The Sarah Book is Scott McClanahan's semi-autobiographical novel about love and loss in contemporary West Virginia. The Sarah Book is as humorous as it is sad, as tragic as it is hopeful, and as redeeming as it is damned. Through McClanahan's unique Appalachian vision, we watch a young couple fall in love, begin their life together and then fall apart as the marriage breaks down. The story is told all with the purple mountains and Wal-Marts of modern life in Appalachia as the backdrop. McClanahan weaves the telling of his life through a mix of language akin to the Romantic poets and country twang that is unforgettable.
"So memorable, so powerful." – Roxane Gay
“Scott McClanahan writes like Walt Whitman and Barry Hannah had a love child who grew up addicted to speed and porn and The History Channel. I’ve never read anything with so much wide-armed, grief-stricken love inside descriptions of strip clubs and drug deals and excrement and road kill and drunkenness and child neglect. I feel like there’s almost no way to describe the book, it’s so packed—like McClanahan flung his arms open and gathered all the objects and people and emotions in his world, then compressed them into three-hundred thousand tiny quivering black marks, each one ready to explode with the slightest touch. I can’t come up with a single adjective to capture the multiplicity of emotions I experienced as a reader, so I’ll just say that The Sarah Book is a crazy heartbreaking surprising sad delicious desperate horrifying hilarious ride.” – Jamie Quatro

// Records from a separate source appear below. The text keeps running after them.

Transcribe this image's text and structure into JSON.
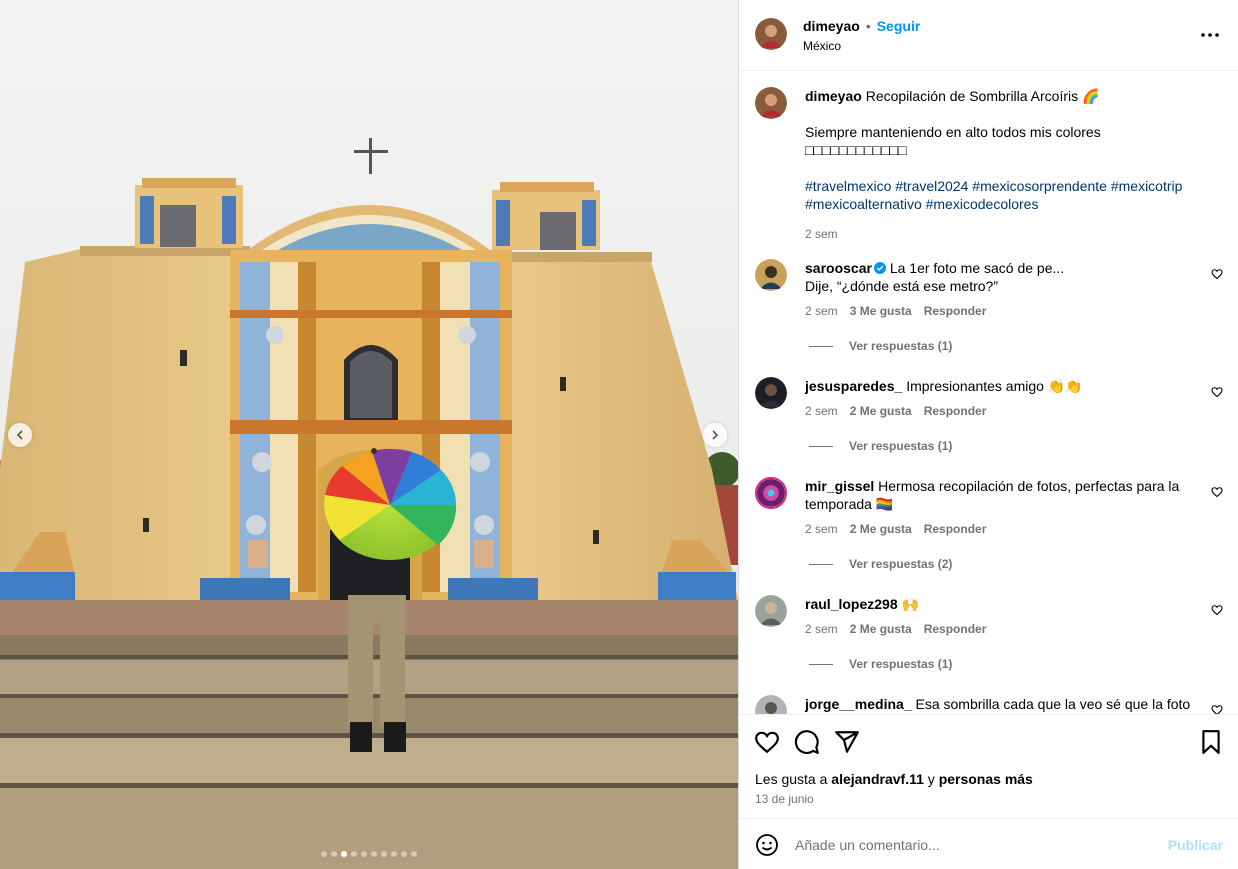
{
  "post": {
    "username": "dimeyao",
    "follow_label": "Seguir",
    "separator": "•",
    "location": "México",
    "more_icon": "more-horizontal-icon"
  },
  "caption": {
    "username": "dimeyao",
    "title": "Recopilación de Sombrilla Arcoíris 🌈",
    "line2": "Siempre manteniendo en alto todos mis colores",
    "line3": "□□□□□□□□□□□□",
    "hashtags_line1": "#travelmexico #travel2024 #mexicosorprendente #mexicotrip",
    "hashtags_line2": "#mexicoalternativo #mexicodecolores",
    "time": "2 sem"
  },
  "comments": [
    {
      "username": "sarooscar",
      "verified": true,
      "text_line1": "La 1er foto me sacó de pe...",
      "text_line2": "Dije, “¿dónde está ese metro?”",
      "time": "2 sem",
      "likes": "3 Me gusta",
      "reply": "Responder",
      "view_replies": "Ver respuestas (1)"
    },
    {
      "username": "jesusparedes_",
      "text_line1": "Impresionantes amigo 👏👏",
      "time": "2 sem",
      "likes": "2 Me gusta",
      "reply": "Responder",
      "view_replies": "Ver respuestas (1)"
    },
    {
      "username": "mir_gissel",
      "text_line1": "Hermosa recopilación de fotos, perfectas para la",
      "text_line2": "temporada 🏳️‍🌈",
      "time": "2 sem",
      "likes": "2 Me gusta",
      "reply": "Responder",
      "view_replies": "Ver respuestas (2)"
    },
    {
      "username": "raul_lopez298",
      "text_line1": "🙌",
      "time": "2 sem",
      "likes": "2 Me gusta",
      "reply": "Responder",
      "view_replies": "Ver respuestas (1)"
    },
    {
      "username": "jorge__medina_",
      "text_line1": "Esa sombrilla cada que la veo sé que la foto es"
    }
  ],
  "actions": {
    "like_icon": "heart-icon",
    "comment_icon": "comment-icon",
    "share_icon": "send-icon",
    "save_icon": "bookmark-icon",
    "likes_prefix": "Les gusta a",
    "likes_user": "alejandravf.11",
    "likes_middle": "y",
    "likes_suffix": "personas más",
    "date": "13 de junio"
  },
  "composer": {
    "placeholder": "Añade un comentario...",
    "post_label": "Publicar",
    "emoji_icon": "smiley-icon"
  },
  "carousel": {
    "slide_count": 10,
    "active_index": 2
  },
  "colors": {
    "link_blue": "#0095f6",
    "hashtag": "#00376b",
    "muted": "#737373",
    "post_disabled": "#b2dffc"
  }
}
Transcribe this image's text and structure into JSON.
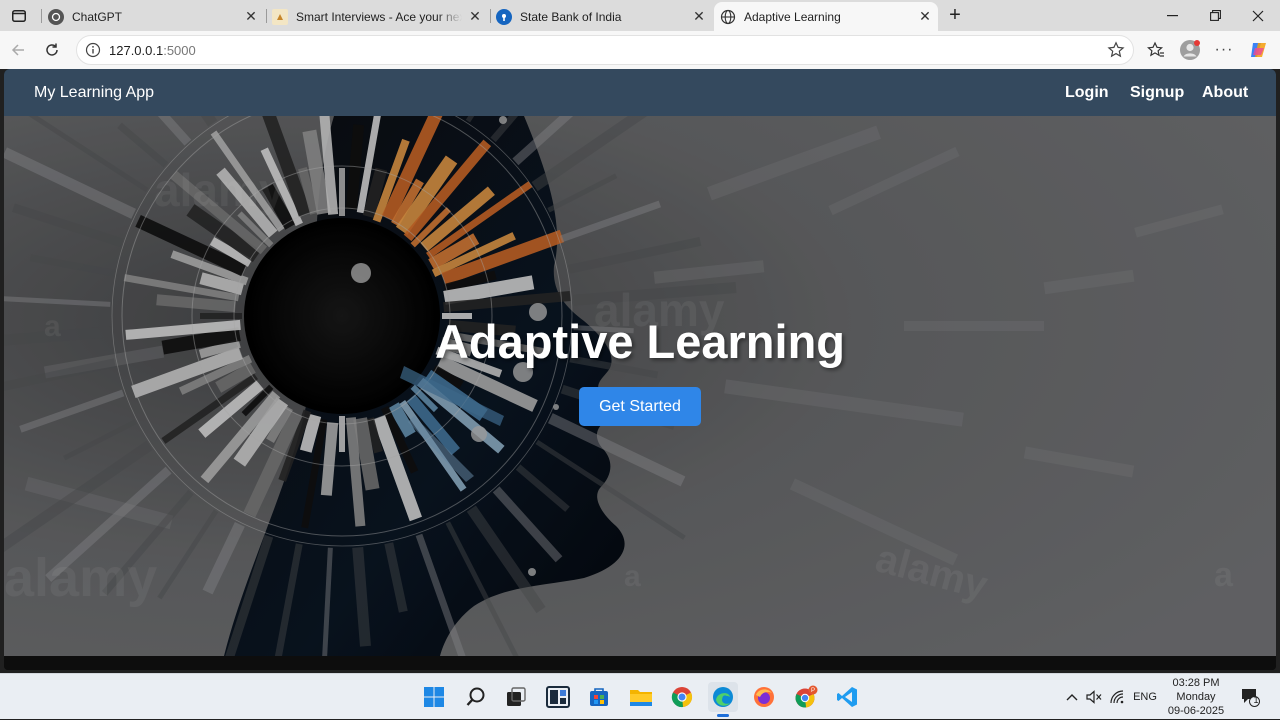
{
  "browser": {
    "tabs": [
      {
        "title": "ChatGPT",
        "icon": "chatgpt-icon",
        "active": false
      },
      {
        "title": "Smart Interviews - Ace your next",
        "icon": "smart-interviews-icon",
        "active": false
      },
      {
        "title": "State Bank of India",
        "icon": "sbi-icon",
        "active": false
      },
      {
        "title": "Adaptive Learning",
        "icon": "globe-icon",
        "active": true
      }
    ],
    "url_host": "127.0.0.1",
    "url_port": ":5000"
  },
  "page": {
    "brand": "My Learning App",
    "nav": {
      "login": "Login",
      "signup": "Signup",
      "about": "About"
    },
    "hero_title": "Adaptive Learning",
    "cta_label": "Get Started",
    "navbar_color": "#34495e",
    "accent_color": "#2f86e8"
  },
  "taskbar": {
    "apps": [
      "windows-start-icon",
      "search-icon",
      "task-view-icon",
      "widgets-icon",
      "store-icon",
      "file-explorer-icon",
      "chrome-icon",
      "edge-icon",
      "firefox-icon",
      "chrome-profile-icon",
      "vscode-icon"
    ],
    "language": "ENG",
    "time": "03:28 PM",
    "day": "Monday",
    "date": "09-06-2025",
    "notification_count": "1"
  }
}
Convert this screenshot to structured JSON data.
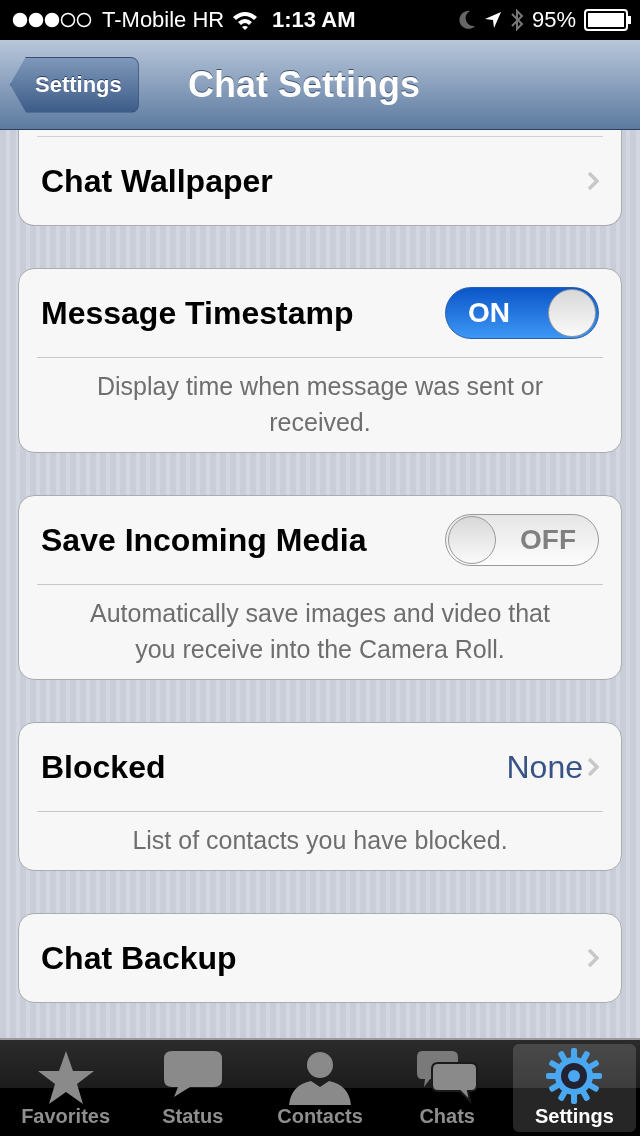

About the Author
Scott McClanahan is the author of Hill William, Crapalachia, The Incantations of Daniel Johnson and many more. He lives in West Virginia.
"McClanahan's prose is miasmic, dizzying, repetitive. A rushing river of words that reflects the chaos and humanity of the place from which he hails. He writes in an elliptical fever dream so contagious that slowing down is not an option. It would be like putting a doorstop in front of a speeding train. This is not a book you savor. It is one you inhale." -The New York Times